EXERCISE MATERIALS —
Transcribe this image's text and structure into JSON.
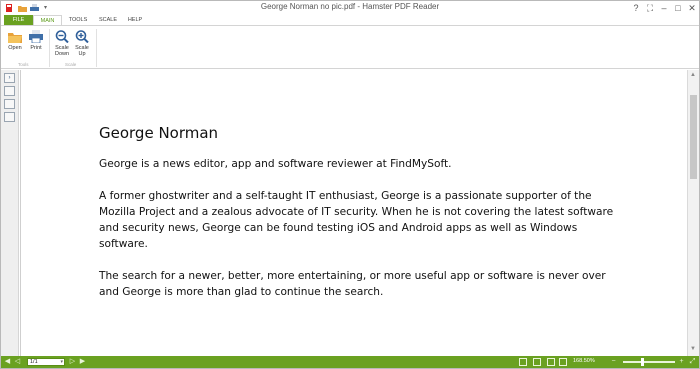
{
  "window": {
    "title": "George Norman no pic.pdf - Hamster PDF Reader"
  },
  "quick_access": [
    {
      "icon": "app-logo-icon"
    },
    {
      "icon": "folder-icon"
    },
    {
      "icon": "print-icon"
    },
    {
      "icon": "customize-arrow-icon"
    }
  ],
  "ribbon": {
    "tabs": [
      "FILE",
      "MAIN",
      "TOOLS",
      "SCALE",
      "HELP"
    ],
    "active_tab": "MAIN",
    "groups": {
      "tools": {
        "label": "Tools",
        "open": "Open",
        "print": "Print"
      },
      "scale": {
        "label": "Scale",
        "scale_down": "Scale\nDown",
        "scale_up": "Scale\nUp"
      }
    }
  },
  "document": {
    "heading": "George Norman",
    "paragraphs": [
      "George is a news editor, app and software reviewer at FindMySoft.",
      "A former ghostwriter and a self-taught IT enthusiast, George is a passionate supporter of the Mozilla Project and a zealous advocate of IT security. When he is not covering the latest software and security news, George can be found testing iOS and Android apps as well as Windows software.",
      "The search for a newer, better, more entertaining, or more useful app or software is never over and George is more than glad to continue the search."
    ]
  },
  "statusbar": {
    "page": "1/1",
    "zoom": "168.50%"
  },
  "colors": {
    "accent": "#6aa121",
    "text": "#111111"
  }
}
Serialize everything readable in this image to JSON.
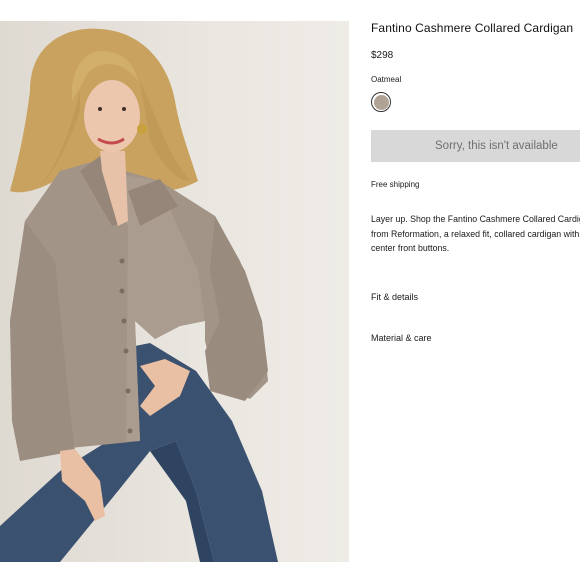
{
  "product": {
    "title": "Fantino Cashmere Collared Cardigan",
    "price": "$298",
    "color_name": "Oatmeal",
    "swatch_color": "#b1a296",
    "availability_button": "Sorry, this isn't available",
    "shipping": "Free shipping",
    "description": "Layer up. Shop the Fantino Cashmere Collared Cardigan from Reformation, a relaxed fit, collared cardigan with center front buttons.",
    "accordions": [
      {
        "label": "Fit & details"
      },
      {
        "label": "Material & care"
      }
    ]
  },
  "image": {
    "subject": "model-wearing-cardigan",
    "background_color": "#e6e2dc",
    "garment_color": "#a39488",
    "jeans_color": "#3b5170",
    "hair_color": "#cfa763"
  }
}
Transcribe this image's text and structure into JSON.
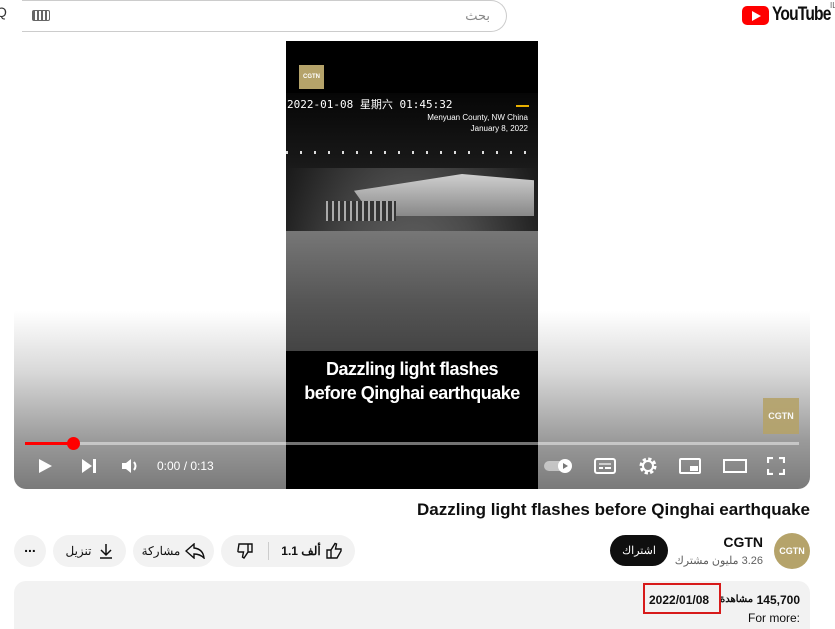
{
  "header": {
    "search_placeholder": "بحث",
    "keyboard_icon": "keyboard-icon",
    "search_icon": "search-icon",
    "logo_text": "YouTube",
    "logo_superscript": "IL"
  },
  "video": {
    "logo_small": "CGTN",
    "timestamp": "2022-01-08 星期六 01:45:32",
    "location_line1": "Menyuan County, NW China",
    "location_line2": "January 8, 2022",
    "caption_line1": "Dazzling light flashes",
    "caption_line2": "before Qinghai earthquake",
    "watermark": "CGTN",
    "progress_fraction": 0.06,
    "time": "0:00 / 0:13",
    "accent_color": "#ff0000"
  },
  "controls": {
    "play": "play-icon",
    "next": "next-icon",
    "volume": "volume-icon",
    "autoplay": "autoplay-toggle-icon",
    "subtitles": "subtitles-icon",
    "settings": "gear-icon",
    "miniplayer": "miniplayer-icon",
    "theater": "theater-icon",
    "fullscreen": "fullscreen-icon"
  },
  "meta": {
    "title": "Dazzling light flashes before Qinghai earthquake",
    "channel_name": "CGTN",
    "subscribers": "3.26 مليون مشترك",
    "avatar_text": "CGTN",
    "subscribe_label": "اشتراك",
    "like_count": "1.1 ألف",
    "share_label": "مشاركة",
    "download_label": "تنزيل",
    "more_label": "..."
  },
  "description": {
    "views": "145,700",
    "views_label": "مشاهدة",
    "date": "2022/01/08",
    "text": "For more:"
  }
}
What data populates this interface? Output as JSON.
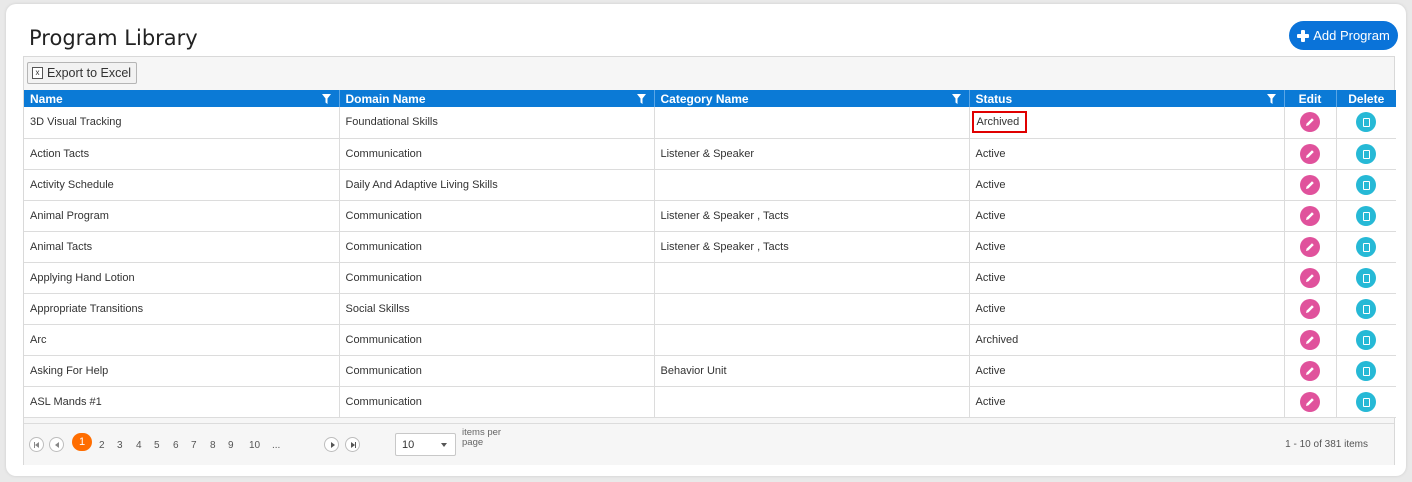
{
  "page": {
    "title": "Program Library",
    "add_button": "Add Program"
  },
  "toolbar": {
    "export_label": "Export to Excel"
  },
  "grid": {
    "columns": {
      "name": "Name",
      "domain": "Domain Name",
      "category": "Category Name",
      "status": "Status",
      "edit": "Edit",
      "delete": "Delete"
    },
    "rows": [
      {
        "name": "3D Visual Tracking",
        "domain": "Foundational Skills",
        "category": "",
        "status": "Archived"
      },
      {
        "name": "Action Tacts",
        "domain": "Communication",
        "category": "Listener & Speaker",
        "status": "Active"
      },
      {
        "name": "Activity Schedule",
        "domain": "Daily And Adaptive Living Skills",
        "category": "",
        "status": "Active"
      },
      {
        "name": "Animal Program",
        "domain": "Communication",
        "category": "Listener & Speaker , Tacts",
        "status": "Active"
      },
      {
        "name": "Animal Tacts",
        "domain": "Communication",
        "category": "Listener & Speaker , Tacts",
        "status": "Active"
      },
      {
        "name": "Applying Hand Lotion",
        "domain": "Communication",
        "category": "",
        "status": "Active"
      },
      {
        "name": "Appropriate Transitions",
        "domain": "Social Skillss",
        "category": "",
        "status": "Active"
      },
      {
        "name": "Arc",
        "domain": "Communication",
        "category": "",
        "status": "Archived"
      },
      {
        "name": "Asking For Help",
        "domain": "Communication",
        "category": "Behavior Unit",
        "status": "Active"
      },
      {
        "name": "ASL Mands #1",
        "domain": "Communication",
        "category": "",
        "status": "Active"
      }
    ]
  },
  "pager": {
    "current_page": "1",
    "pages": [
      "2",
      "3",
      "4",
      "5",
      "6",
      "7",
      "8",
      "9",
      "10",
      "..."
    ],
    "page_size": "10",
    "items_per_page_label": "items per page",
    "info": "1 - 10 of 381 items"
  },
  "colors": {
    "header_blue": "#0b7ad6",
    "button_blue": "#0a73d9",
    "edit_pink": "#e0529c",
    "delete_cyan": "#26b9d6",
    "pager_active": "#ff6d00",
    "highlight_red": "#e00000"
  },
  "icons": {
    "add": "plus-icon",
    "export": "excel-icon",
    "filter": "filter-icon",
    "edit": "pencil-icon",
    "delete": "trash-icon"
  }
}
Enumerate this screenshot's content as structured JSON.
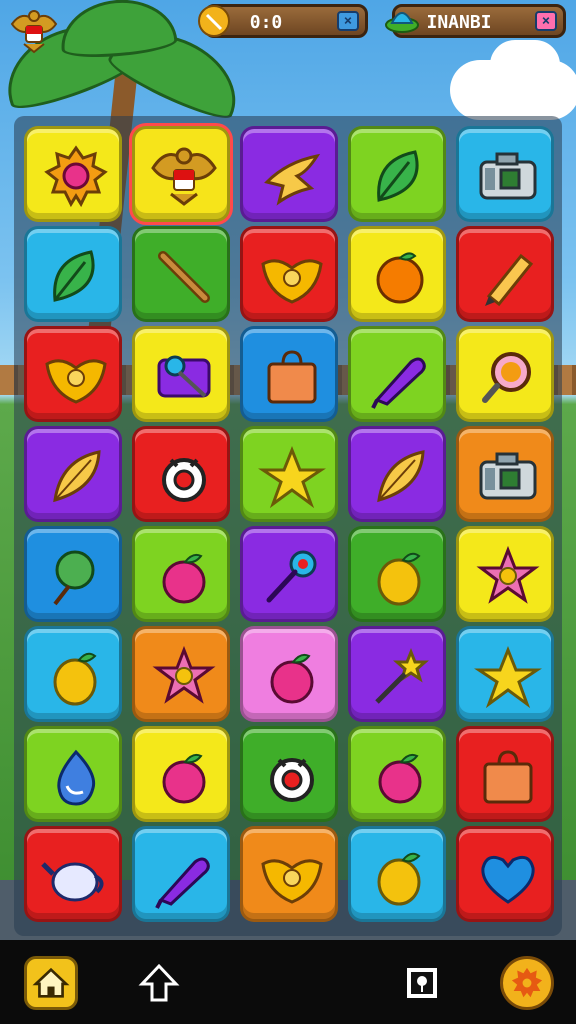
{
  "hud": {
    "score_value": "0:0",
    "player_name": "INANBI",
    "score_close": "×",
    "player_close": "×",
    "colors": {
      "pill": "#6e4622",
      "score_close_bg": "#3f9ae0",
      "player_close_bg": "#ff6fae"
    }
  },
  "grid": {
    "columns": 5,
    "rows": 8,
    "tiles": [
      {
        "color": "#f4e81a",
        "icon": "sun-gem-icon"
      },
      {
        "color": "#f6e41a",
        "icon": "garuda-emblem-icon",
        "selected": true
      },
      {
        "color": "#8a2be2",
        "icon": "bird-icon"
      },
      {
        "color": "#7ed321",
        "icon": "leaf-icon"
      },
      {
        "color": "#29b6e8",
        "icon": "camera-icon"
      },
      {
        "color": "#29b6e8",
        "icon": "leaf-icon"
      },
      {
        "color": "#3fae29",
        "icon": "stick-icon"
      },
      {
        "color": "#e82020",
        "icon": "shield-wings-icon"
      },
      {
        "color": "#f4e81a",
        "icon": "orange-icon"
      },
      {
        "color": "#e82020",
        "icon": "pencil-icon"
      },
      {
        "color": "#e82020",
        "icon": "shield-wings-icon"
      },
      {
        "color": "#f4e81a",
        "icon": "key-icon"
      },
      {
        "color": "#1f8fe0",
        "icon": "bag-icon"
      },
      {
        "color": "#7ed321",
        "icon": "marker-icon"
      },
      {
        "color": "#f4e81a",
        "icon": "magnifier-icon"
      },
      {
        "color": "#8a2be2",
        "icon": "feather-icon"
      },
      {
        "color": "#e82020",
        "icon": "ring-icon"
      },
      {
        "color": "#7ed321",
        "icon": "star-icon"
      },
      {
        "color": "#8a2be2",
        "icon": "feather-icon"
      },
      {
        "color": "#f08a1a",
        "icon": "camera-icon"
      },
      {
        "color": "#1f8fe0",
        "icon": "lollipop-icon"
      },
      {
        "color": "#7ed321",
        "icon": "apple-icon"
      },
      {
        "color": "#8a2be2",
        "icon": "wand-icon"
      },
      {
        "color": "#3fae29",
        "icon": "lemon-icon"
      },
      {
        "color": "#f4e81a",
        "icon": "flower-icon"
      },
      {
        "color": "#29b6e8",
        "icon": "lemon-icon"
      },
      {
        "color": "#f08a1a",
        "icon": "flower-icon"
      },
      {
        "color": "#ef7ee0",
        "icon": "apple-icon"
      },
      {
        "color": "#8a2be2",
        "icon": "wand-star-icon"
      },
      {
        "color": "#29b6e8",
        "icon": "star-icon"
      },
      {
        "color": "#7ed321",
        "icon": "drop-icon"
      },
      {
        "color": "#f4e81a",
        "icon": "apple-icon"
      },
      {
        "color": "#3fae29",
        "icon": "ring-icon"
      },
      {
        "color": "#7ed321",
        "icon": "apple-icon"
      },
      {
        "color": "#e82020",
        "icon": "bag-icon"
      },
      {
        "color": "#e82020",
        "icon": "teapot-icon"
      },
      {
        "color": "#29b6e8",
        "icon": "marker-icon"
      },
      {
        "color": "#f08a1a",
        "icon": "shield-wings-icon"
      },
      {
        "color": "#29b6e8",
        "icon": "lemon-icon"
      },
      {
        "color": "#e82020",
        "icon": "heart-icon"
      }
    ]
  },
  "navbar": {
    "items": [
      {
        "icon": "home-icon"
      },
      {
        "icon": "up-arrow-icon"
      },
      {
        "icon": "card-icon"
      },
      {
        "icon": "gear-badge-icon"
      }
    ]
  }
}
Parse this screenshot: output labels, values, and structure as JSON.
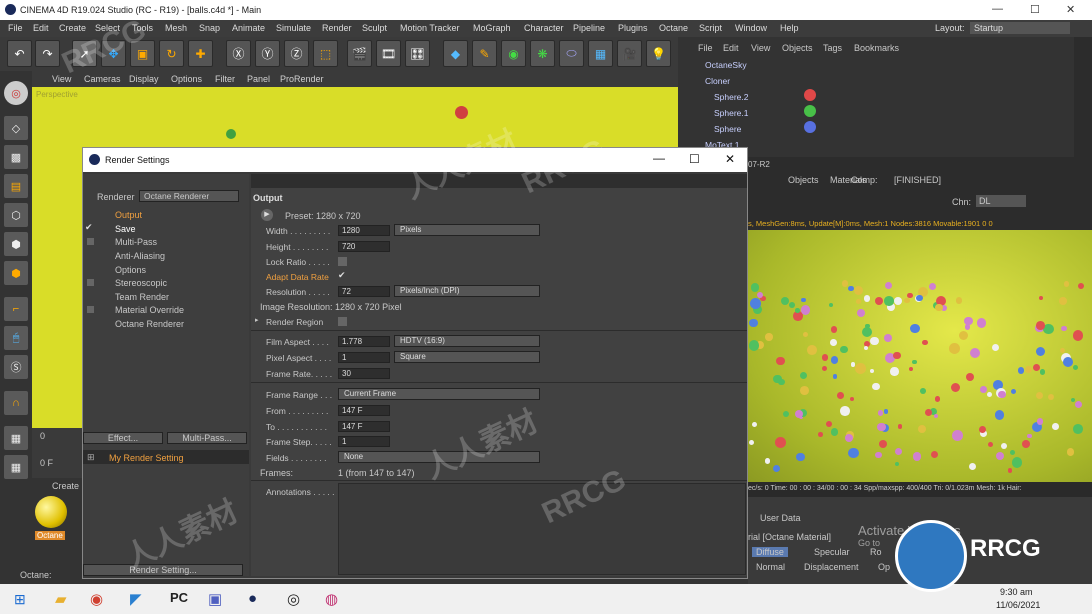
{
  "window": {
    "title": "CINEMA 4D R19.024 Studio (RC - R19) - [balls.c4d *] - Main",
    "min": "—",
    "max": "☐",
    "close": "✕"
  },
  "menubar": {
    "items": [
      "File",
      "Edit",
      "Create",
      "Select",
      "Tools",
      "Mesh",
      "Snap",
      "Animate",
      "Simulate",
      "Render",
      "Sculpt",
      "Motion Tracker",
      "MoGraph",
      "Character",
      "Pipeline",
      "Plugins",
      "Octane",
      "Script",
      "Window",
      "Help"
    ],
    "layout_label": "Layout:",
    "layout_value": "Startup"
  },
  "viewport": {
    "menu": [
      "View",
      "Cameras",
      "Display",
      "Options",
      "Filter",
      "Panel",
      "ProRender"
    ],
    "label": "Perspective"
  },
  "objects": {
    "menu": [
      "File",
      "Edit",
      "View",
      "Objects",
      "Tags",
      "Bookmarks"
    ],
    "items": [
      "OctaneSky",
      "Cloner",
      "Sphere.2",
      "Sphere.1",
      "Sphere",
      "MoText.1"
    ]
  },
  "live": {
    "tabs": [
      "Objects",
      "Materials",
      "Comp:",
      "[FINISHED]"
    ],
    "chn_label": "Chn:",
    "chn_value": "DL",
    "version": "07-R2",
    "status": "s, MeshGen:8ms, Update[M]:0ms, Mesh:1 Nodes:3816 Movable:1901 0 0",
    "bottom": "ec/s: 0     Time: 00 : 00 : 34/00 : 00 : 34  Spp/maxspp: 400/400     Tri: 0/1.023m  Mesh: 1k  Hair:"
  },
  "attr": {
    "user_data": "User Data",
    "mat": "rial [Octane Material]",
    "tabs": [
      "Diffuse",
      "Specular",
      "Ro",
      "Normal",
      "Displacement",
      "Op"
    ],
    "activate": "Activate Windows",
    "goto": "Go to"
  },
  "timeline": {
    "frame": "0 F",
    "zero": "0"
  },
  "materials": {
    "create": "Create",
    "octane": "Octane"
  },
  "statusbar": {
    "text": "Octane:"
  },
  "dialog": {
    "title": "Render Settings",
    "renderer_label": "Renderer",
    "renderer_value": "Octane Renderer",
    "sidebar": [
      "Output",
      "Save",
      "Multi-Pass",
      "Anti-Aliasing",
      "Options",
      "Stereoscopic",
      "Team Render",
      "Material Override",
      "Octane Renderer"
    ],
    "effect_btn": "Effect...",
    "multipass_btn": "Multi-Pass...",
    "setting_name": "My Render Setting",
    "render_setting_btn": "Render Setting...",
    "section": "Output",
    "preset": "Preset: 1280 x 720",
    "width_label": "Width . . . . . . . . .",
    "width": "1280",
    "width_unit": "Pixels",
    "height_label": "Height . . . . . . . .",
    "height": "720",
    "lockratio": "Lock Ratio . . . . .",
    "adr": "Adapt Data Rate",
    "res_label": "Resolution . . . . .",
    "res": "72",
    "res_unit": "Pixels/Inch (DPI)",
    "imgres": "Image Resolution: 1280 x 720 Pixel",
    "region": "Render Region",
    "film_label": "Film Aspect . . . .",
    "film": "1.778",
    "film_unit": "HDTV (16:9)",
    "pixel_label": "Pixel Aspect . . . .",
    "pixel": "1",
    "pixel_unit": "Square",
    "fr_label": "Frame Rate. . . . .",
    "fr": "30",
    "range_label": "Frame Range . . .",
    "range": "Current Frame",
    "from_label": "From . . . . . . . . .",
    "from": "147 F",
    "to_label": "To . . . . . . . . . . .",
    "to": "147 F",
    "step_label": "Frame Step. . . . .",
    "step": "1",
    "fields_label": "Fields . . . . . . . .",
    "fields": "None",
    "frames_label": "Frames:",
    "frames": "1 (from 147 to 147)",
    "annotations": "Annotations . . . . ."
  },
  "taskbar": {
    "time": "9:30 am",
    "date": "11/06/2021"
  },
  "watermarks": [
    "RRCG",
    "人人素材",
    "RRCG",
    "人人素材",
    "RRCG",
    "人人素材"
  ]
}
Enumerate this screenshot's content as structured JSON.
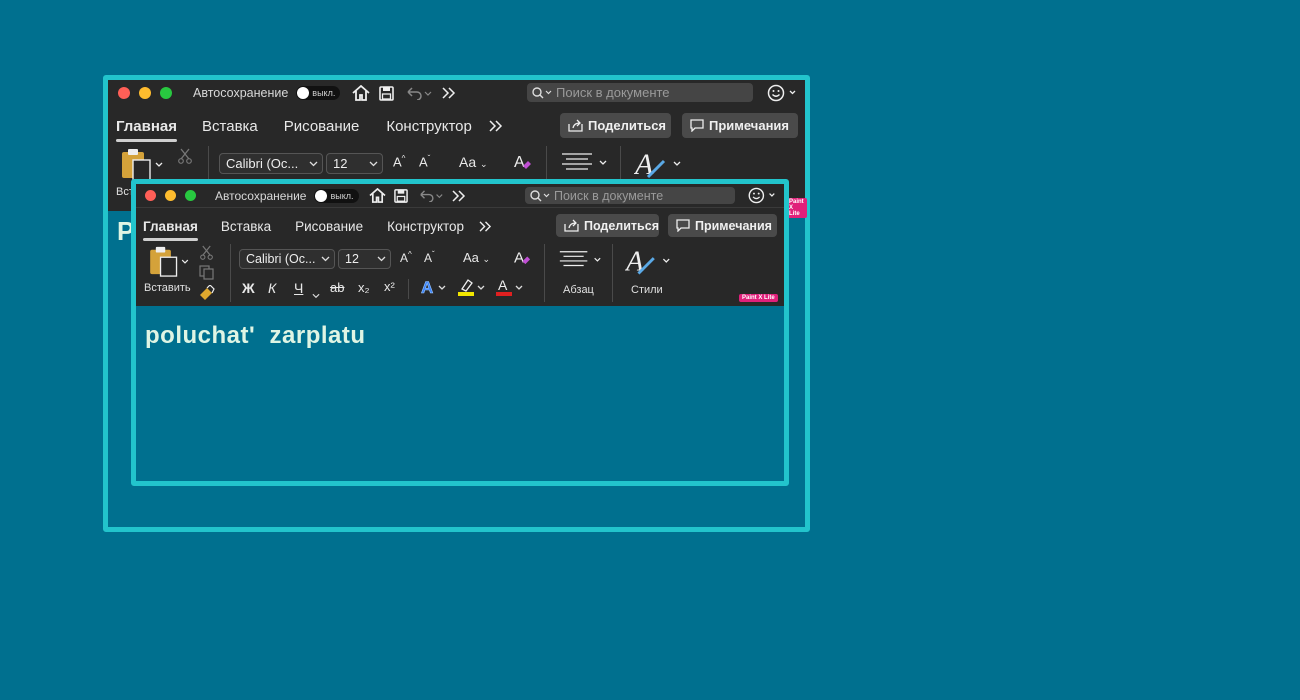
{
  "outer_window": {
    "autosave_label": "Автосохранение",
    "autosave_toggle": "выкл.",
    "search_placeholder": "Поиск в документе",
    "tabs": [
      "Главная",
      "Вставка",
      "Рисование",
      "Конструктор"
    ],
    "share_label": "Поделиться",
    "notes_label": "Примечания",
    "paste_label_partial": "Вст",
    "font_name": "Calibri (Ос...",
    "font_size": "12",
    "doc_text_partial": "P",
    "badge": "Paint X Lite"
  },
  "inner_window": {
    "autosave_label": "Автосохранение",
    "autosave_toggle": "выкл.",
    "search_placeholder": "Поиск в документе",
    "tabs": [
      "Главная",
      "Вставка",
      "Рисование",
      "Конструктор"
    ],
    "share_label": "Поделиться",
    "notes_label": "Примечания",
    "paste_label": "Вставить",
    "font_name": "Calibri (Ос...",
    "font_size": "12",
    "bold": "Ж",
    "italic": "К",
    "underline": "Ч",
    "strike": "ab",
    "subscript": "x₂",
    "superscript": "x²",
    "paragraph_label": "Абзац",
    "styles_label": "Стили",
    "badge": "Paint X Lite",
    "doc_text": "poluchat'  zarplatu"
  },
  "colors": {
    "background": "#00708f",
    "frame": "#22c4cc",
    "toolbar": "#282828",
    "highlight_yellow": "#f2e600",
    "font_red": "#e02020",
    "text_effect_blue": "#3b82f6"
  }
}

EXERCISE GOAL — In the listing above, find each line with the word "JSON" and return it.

ANSWER SECTION —
Transcribe this image's text and structure into JSON.
Serialize everything readable in this image to JSON.
Transcribe this image's text and structure into JSON.
What data populates this interface? Output as JSON.
Enumerate this screenshot's content as structured JSON.
Parse this screenshot: output labels, values, and structure as JSON.
Enumerate this screenshot's content as structured JSON.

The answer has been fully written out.